## [Exercise instructions]
Give the data back exactly. Leave out any images.

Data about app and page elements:
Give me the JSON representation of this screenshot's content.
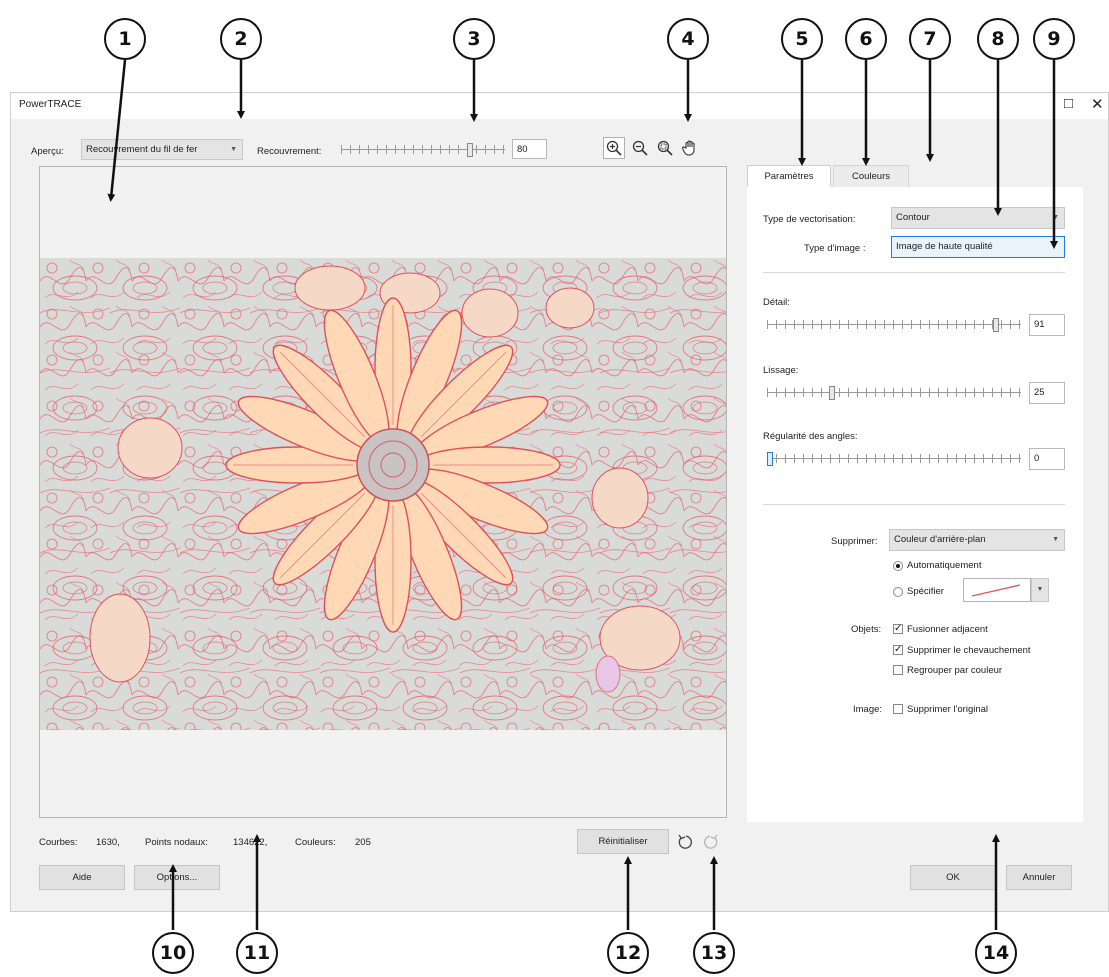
{
  "window": {
    "title": "PowerTRACE",
    "maximize_icon": "□",
    "close_icon": "✕"
  },
  "toolbar": {
    "preview_label": "Aperçu:",
    "preview_value": "Recouvrement du fil de fer",
    "overlay_label": "Recouvrement:",
    "overlay_value": "80"
  },
  "status": {
    "curves_label": "Courbes:",
    "curves_value": "1630,",
    "nodes_label": "Points nodaux:",
    "nodes_value": "134622,",
    "colors_label": "Couleurs:",
    "colors_value": "205"
  },
  "buttons": {
    "help": "Aide",
    "options": "Options...",
    "reset": "Réinitialiser",
    "ok": "OK",
    "cancel": "Annuler"
  },
  "tabs": [
    {
      "label": "Paramètres",
      "active": true
    },
    {
      "label": "Couleurs",
      "active": false
    }
  ],
  "settings": {
    "trace_type_label": "Type de vectorisation:",
    "trace_type_value": "Contour",
    "image_type_label": "Type d'image :",
    "image_type_value": "Image de haute qualité",
    "detail_label": "Détail:",
    "detail_value": "91",
    "smoothing_label": "Lissage:",
    "smoothing_value": "25",
    "corner_label": "Régularité des angles:",
    "corner_value": "0",
    "remove_label": "Supprimer:",
    "remove_value": "Couleur d'arrière-plan",
    "auto_label": "Automatiquement",
    "specify_label": "Spécifier",
    "objects_label": "Objets:",
    "merge_label": "Fusionner adjacent",
    "remove_overlap_label": "Supprimer le chevauchement",
    "group_label": "Regrouper par couleur",
    "image_label": "Image:",
    "delete_original_label": "Supprimer l'original"
  },
  "callouts": [
    "1",
    "2",
    "3",
    "4",
    "5",
    "6",
    "7",
    "8",
    "9",
    "10",
    "11",
    "12",
    "13",
    "14"
  ],
  "colors": {
    "accent": "#1f7fd6",
    "trace_line": "#e8505a",
    "petal": "#ffd9b5"
  }
}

## [Solution for this task]
Give me the JSON representation of this screenshot's content.
{
  "window": {
    "title": "PowerTRACE",
    "maximize_icon": "□",
    "close_icon": "✕"
  },
  "toolbar": {
    "preview_label": "Aperçu:",
    "preview_value": "Recouvrement du fil de fer",
    "overlay_label": "Recouvrement:",
    "overlay_value": "80"
  },
  "status": {
    "curves_label": "Courbes:",
    "curves_value": "1630,",
    "nodes_label": "Points nodaux:",
    "nodes_value": "134622,",
    "colors_label": "Couleurs:",
    "colors_value": "205"
  },
  "buttons": {
    "help": "Aide",
    "options": "Options...",
    "reset": "Réinitialiser",
    "ok": "OK",
    "cancel": "Annuler"
  },
  "tabs": [
    {
      "label": "Paramètres",
      "active": true
    },
    {
      "label": "Couleurs",
      "active": false
    }
  ],
  "settings": {
    "trace_type_label": "Type de vectorisation:",
    "trace_type_value": "Contour",
    "image_type_label": "Type d'image :",
    "image_type_value": "Image de haute qualité",
    "detail_label": "Détail:",
    "detail_value": "91",
    "smoothing_label": "Lissage:",
    "smoothing_value": "25",
    "corner_label": "Régularité des angles:",
    "corner_value": "0",
    "remove_label": "Supprimer:",
    "remove_value": "Couleur d'arrière-plan",
    "auto_label": "Automatiquement",
    "specify_label": "Spécifier",
    "objects_label": "Objets:",
    "merge_label": "Fusionner adjacent",
    "remove_overlap_label": "Supprimer le chevauchement",
    "group_label": "Regrouper par couleur",
    "image_label": "Image:",
    "delete_original_label": "Supprimer l'original"
  },
  "callouts": [
    "1",
    "2",
    "3",
    "4",
    "5",
    "6",
    "7",
    "8",
    "9",
    "10",
    "11",
    "12",
    "13",
    "14"
  ],
  "colors": {
    "accent": "#1f7fd6",
    "trace_line": "#e8505a",
    "petal": "#ffd9b5"
  }
}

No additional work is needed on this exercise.